British Prime Minister Rishi Sunak revealed a 33% decrease in illegal migrant crossings from Europe to the UK this year, attributing the success to rigorous efforts.
Speaking from Worksop in Nottinghamshire, Sunak expressed determination to resurrect the controversial plan of sending asylum-seekers to Rwanda, despite a recent U.K. Supreme Court ruling deeming Rwanda unsafe for such transfers.
While legal experts dismiss Sunak’s optimism as wishful thinking, critics emphasize the plan’s financial burden and potential damage to Britain’s global standing. The Supreme Court’s unanimous rejection on Wednesday failed to dissuade the government, which insists the policy will deter perilous Channel crossings.
Undeterred by the court ruling, Sunak asserted ongoing negotiations with Rwanda to refine the plan and eliminate perceived loopholes. The Prime Minister emphasized his commitment to circumventing domestic and foreign court hindrances, aiming to secure a treaty with Rwanda and subsequently pass legislation declaring it a safe country.
The proposed initiative, established over a year and a half ago, aims to redirect migrants arriving as stowaways or via boats to Rwanda for asylum processing. The government contends this strategy will discourage migration and disrupt human-smuggling networks. Critics argue that dispatching migrants thousands of miles away is both ethically questionable and impractical, with over 27,300 migrants having crossed the English Channel this year.

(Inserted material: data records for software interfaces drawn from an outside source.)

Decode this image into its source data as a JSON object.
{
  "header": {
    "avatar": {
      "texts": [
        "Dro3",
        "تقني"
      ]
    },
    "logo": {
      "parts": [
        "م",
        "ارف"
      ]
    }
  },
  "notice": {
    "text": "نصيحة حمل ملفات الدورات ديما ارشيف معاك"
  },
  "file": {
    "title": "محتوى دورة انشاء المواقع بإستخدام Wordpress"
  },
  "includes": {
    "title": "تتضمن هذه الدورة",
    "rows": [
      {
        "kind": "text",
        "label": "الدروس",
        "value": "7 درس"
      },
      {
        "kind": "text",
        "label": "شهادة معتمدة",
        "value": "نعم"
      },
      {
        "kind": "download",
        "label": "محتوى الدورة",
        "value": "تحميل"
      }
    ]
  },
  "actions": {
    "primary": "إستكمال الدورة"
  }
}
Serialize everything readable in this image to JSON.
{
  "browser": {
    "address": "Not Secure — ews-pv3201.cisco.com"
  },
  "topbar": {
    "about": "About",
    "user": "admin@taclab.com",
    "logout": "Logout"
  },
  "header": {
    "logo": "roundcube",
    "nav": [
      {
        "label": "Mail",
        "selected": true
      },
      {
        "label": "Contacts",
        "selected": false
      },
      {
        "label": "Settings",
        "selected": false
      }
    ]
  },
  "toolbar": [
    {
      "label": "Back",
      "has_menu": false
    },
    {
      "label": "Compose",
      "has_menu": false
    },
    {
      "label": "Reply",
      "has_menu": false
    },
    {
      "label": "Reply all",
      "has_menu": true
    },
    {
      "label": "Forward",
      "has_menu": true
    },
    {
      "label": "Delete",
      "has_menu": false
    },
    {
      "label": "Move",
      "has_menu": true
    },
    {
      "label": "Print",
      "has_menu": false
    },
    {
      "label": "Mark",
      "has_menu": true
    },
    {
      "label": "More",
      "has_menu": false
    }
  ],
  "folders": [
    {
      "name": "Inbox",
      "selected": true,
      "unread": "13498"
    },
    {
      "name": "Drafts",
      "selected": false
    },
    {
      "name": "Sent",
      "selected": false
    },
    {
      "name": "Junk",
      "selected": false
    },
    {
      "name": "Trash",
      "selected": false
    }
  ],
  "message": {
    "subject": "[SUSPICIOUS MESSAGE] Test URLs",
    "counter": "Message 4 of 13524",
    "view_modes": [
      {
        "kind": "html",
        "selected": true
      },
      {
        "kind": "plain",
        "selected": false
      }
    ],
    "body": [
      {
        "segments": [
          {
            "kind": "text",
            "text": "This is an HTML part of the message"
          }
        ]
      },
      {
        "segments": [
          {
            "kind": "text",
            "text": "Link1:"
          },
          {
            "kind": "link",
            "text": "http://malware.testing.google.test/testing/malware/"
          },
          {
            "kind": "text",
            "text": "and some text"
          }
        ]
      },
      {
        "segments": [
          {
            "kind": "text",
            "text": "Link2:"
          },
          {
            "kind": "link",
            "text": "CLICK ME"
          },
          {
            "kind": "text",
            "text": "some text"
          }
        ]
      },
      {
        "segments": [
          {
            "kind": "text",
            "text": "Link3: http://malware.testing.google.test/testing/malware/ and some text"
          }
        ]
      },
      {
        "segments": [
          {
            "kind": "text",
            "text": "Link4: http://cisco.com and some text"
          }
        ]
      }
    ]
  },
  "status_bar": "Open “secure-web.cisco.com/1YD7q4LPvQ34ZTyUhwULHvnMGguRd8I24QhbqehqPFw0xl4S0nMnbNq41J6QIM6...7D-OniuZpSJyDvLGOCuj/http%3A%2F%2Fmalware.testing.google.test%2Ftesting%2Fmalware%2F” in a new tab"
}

As Sunak prioritizes his “stop the boats” campaign in anticipation of the upcoming national election, the debate over the viability and morality of the asylum plan with Rwanda continues to unfold.